┏━━

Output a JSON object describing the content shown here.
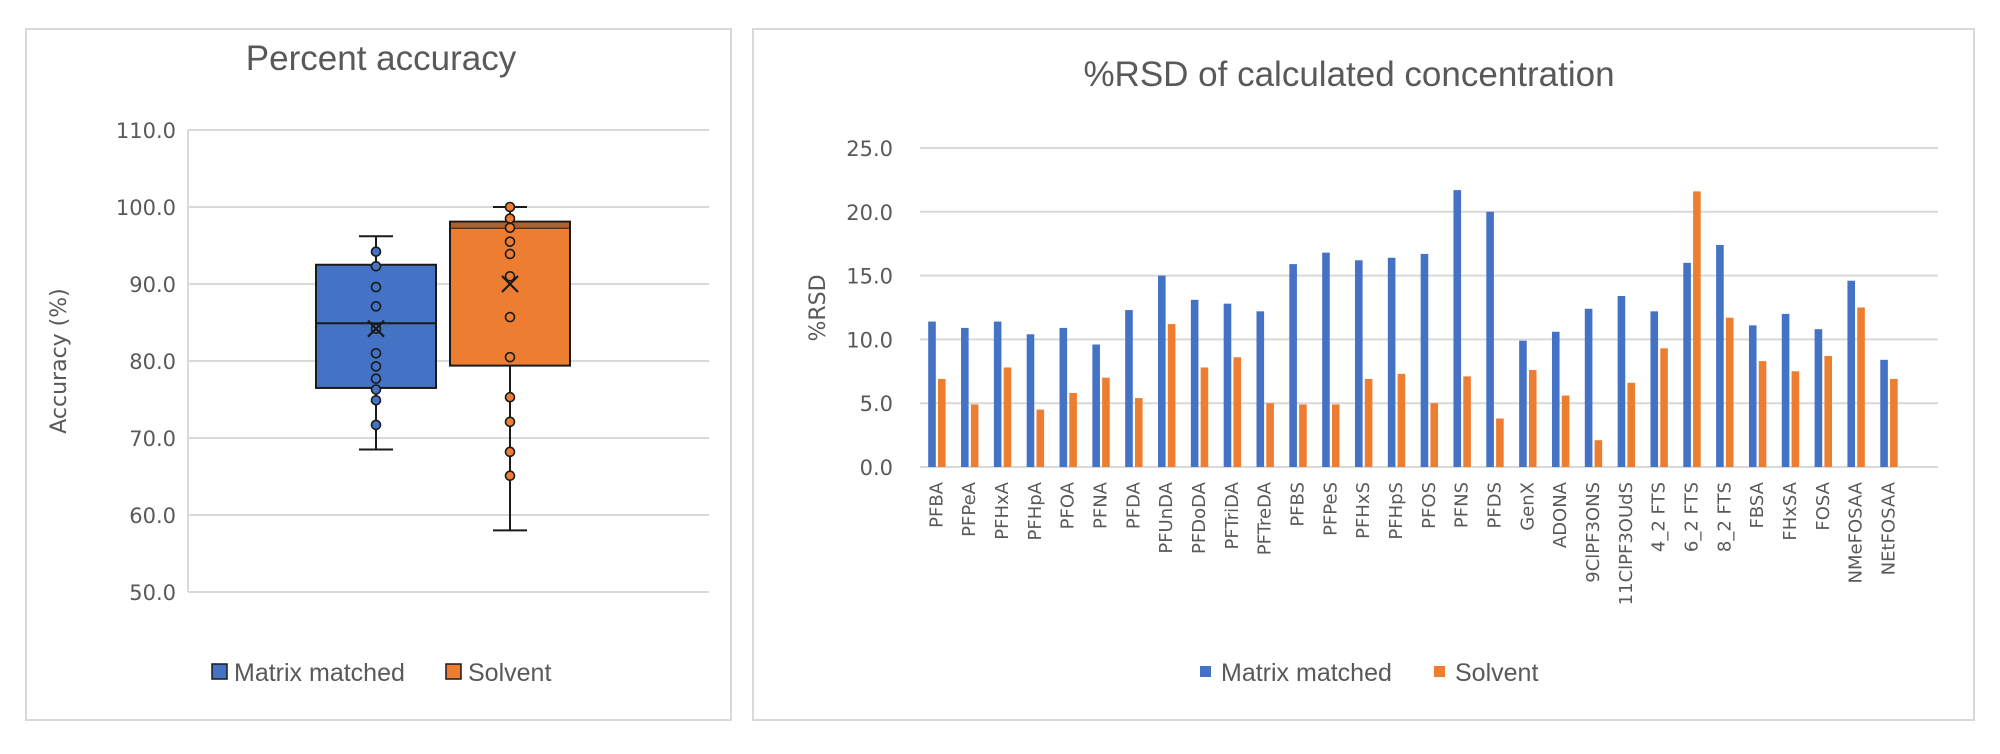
{
  "colors": {
    "matrix": "#4472C4",
    "solvent": "#ED7D31",
    "text": "#595959",
    "grid": "#D9D9D9",
    "outline": "#1a1a1a"
  },
  "chart_data": [
    {
      "type": "box",
      "title": "Percent accuracy",
      "xlabel": "",
      "ylabel": "Accuracy (%)",
      "ylim": [
        50,
        110
      ],
      "yticks": [
        "50.0",
        "60.0",
        "70.0",
        "80.0",
        "90.0",
        "100.0",
        "110.0"
      ],
      "grid": true,
      "legend": {
        "position": "bottom",
        "entries": [
          "Matrix matched",
          "Solvent"
        ]
      },
      "series": [
        {
          "name": "Matrix matched",
          "whisker_low": 68.5,
          "q1": 76.5,
          "median": 84.9,
          "q3": 92.5,
          "whisker_high": 96.2,
          "mean": 84.2,
          "points": [
            94.2,
            92.3,
            89.6,
            87.1,
            84.2,
            81.0,
            79.3,
            77.7,
            76.3,
            74.9,
            71.7
          ]
        },
        {
          "name": "Solvent",
          "whisker_low": 58.0,
          "q1": 79.4,
          "median": 97.3,
          "q3": 98.1,
          "whisker_high": 100.0,
          "mean": 90.0,
          "points": [
            100.0,
            98.5,
            97.3,
            95.5,
            93.9,
            91.0,
            85.7,
            80.5,
            75.3,
            72.1,
            68.2,
            65.1
          ]
        }
      ]
    },
    {
      "type": "bar",
      "title": "%RSD of calculated concentration",
      "xlabel": "",
      "ylabel": "%RSD",
      "ylim": [
        0,
        25
      ],
      "yticks": [
        "0.0",
        "5.0",
        "10.0",
        "15.0",
        "20.0",
        "25.0"
      ],
      "grid": true,
      "legend": {
        "position": "bottom",
        "entries": [
          "Matrix matched",
          "Solvent"
        ]
      },
      "categories": [
        "PFBA",
        "PFPeA",
        "PFHxA",
        "PFHpA",
        "PFOA",
        "PFNA",
        "PFDA",
        "PFUnDA",
        "PFDoDA",
        "PFTriDA",
        "PFTreDA",
        "PFBS",
        "PFPeS",
        "PFHxS",
        "PFHpS",
        "PFOS",
        "PFNS",
        "PFDS",
        "GenX",
        "ADONA",
        "9ClPF3ONS",
        "11ClPF3OUdS",
        "4_2 FTS",
        "6_2 FTS",
        "8_2 FTS",
        "FBSA",
        "FHxSA",
        "FOSA",
        "NMeFOSAA",
        "NEtFOSAA"
      ],
      "series": [
        {
          "name": "Matrix matched",
          "values": [
            11.4,
            10.9,
            11.4,
            10.4,
            10.9,
            9.6,
            12.3,
            15.0,
            13.1,
            12.8,
            12.2,
            15.9,
            16.8,
            16.2,
            16.4,
            16.7,
            21.7,
            20.0,
            9.9,
            10.6,
            12.4,
            13.4,
            12.2,
            16.0,
            17.4,
            11.1,
            12.0,
            10.8,
            14.6,
            8.4
          ]
        },
        {
          "name": "Solvent",
          "values": [
            6.9,
            4.9,
            7.8,
            4.5,
            5.8,
            7.0,
            5.4,
            11.2,
            7.8,
            8.6,
            5.0,
            4.9,
            4.9,
            6.9,
            7.3,
            5.0,
            7.1,
            3.8,
            7.6,
            5.6,
            2.1,
            6.6,
            9.3,
            21.6,
            11.7,
            8.3,
            7.5,
            8.7,
            12.5,
            6.9
          ]
        }
      ]
    }
  ]
}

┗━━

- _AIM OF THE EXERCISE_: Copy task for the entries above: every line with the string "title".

- _RESULT OF THE TASK_:
      "title": "Percent accuracy",
      "title": "%RSD of calculated concentration",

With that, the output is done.